Copy out all the records exactly.
[[ MATERIAL FOR THIS TASK open ]]
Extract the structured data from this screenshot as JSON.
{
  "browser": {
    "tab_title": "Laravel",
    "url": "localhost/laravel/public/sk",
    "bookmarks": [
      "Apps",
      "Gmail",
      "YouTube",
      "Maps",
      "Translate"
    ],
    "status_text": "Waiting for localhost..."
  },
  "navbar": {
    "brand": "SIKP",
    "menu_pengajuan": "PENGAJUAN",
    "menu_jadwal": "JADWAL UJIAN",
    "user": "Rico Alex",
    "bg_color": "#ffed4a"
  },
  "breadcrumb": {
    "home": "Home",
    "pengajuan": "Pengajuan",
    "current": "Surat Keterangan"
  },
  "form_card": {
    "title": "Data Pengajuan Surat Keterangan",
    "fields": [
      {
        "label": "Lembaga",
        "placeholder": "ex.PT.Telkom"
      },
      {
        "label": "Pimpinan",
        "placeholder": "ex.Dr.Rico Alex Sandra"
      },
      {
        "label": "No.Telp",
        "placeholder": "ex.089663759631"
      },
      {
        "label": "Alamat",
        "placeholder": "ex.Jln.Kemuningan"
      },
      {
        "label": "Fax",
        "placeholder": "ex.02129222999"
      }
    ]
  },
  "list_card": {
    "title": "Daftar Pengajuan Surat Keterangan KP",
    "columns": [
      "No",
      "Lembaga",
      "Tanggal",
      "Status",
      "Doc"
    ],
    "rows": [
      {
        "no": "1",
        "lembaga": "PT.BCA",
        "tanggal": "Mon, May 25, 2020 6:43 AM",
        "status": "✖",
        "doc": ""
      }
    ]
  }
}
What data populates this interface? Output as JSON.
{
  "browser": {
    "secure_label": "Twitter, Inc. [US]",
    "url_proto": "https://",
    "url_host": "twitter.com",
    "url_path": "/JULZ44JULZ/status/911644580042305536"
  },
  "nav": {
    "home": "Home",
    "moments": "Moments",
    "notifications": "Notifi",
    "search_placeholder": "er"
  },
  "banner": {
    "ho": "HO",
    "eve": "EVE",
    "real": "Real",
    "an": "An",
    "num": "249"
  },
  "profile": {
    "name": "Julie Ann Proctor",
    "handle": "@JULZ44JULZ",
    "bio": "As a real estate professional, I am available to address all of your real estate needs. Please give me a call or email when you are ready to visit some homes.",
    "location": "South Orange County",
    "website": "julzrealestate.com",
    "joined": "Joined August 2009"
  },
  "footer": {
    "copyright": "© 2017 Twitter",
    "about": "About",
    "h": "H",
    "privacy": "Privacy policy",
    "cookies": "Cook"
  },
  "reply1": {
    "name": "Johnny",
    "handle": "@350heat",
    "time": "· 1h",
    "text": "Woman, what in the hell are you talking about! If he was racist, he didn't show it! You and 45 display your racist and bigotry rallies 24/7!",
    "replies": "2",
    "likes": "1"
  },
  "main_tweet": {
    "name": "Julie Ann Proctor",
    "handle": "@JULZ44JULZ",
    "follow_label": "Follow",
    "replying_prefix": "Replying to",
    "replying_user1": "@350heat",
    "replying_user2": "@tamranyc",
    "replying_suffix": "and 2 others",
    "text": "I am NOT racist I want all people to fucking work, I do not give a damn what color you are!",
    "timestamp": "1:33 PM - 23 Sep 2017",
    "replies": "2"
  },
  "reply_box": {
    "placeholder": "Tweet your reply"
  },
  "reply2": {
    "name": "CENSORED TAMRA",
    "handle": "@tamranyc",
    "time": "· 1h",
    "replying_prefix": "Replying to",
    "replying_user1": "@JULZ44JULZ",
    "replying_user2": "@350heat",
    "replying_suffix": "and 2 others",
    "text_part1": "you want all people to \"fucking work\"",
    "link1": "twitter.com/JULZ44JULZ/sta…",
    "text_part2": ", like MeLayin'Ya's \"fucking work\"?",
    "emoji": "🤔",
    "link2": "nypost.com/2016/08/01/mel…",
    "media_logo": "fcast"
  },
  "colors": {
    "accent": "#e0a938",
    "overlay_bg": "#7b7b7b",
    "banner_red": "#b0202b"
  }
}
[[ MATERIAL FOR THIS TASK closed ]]
THE ANSWER:
Extract the structured data from this screenshot as JSON.
{
  "browser": {
    "tab_title": "Laravel",
    "url": "localhost/laravel/public/sk",
    "bookmarks": [
      "Apps",
      "Gmail",
      "YouTube",
      "Maps",
      "Translate"
    ],
    "status_text": "Waiting for localhost..."
  },
  "navbar": {
    "brand": "SIKP",
    "menu_pengajuan": "PENGAJUAN",
    "menu_jadwal": "JADWAL UJIAN",
    "user": "Rico Alex",
    "bg_color": "#ffed4a"
  },
  "breadcrumb": {
    "home": "Home",
    "pengajuan": "Pengajuan",
    "current": "Surat Keterangan"
  },
  "form_card": {
    "title": "Data Pengajuan Surat Keterangan",
    "fields": [
      {
        "label": "Lembaga",
        "placeholder": "ex.PT.Telkom"
      },
      {
        "label": "Pimpinan",
        "placeholder": "ex.Dr.Rico Alex Sandra"
      },
      {
        "label": "No.Telp",
        "placeholder": "ex.089663759631"
      },
      {
        "label": "Alamat",
        "placeholder": "ex.Jln.Kemuningan"
      },
      {
        "label": "Fax",
        "placeholder": "ex.02129222999"
      }
    ]
  },
  "list_card": {
    "title": "Daftar Pengajuan Surat Keterangan KP",
    "columns": [
      "No",
      "Lembaga",
      "Tanggal",
      "Status",
      "Doc"
    ],
    "rows": [
      {
        "no": "1",
        "lembaga": "PT.BCA",
        "tanggal": "Mon, May 25, 2020 6:43 AM",
        "status": "✖",
        "doc": ""
      }
    ]
  }
}
What data populates this interface? Output as JSON.
{
  "browser": {
    "secure_label": "Twitter, Inc. [US]",
    "url_proto": "https://",
    "url_host": "twitter.com",
    "url_path": "/JULZ44JULZ/status/911644580042305536"
  },
  "nav": {
    "home": "Home",
    "moments": "Moments",
    "notifications": "Notifi",
    "search_placeholder": "er"
  },
  "banner": {
    "ho": "HO",
    "eve": "EVE",
    "real": "Real",
    "an": "An",
    "num": "249"
  },
  "profile": {
    "name": "Julie Ann Proctor",
    "handle": "@JULZ44JULZ",
    "bio": "As a real estate professional, I am available to address all of your real estate needs. Please give me a call or email when you are ready to visit some homes.",
    "location": "South Orange County",
    "website": "julzrealestate.com",
    "joined": "Joined August 2009"
  },
  "footer": {
    "copyright": "© 2017 Twitter",
    "about": "About",
    "h": "H",
    "privacy": "Privacy policy",
    "cookies": "Cook"
  },
  "reply1": {
    "name": "Johnny",
    "handle": "@350heat",
    "time": "· 1h",
    "text": "Woman, what in the hell are you talking about! If he was racist, he didn't show it! You and 45 display your racist and bigotry rallies 24/7!",
    "replies": "2",
    "likes": "1"
  },
  "main_tweet": {
    "name": "Julie Ann Proctor",
    "handle": "@JULZ44JULZ",
    "follow_label": "Follow",
    "replying_prefix": "Replying to",
    "replying_user1": "@350heat",
    "replying_user2": "@tamranyc",
    "replying_suffix": "and 2 others",
    "text": "I am NOT racist I want all people to fucking work, I do not give a damn what color you are!",
    "timestamp": "1:33 PM - 23 Sep 2017",
    "replies": "2"
  },
  "reply_box": {
    "placeholder": "Tweet your reply"
  },
  "reply2": {
    "name": "CENSORED TAMRA",
    "handle": "@tamranyc",
    "time": "· 1h",
    "replying_prefix": "Replying to",
    "replying_user1": "@JULZ44JULZ",
    "replying_user2": "@350heat",
    "replying_suffix": "and 2 others",
    "text_part1": "you want all people to \"fucking work\"",
    "link1": "twitter.com/JULZ44JULZ/sta…",
    "text_part2": ", like MeLayin'Ya's \"fucking work\"?",
    "emoji": "🤔",
    "link2": "nypost.com/2016/08/01/mel…",
    "media_logo": "fcast"
  },
  "colors": {
    "accent": "#e0a938",
    "overlay_bg": "#7b7b7b",
    "banner_red": "#b0202b"
  }
}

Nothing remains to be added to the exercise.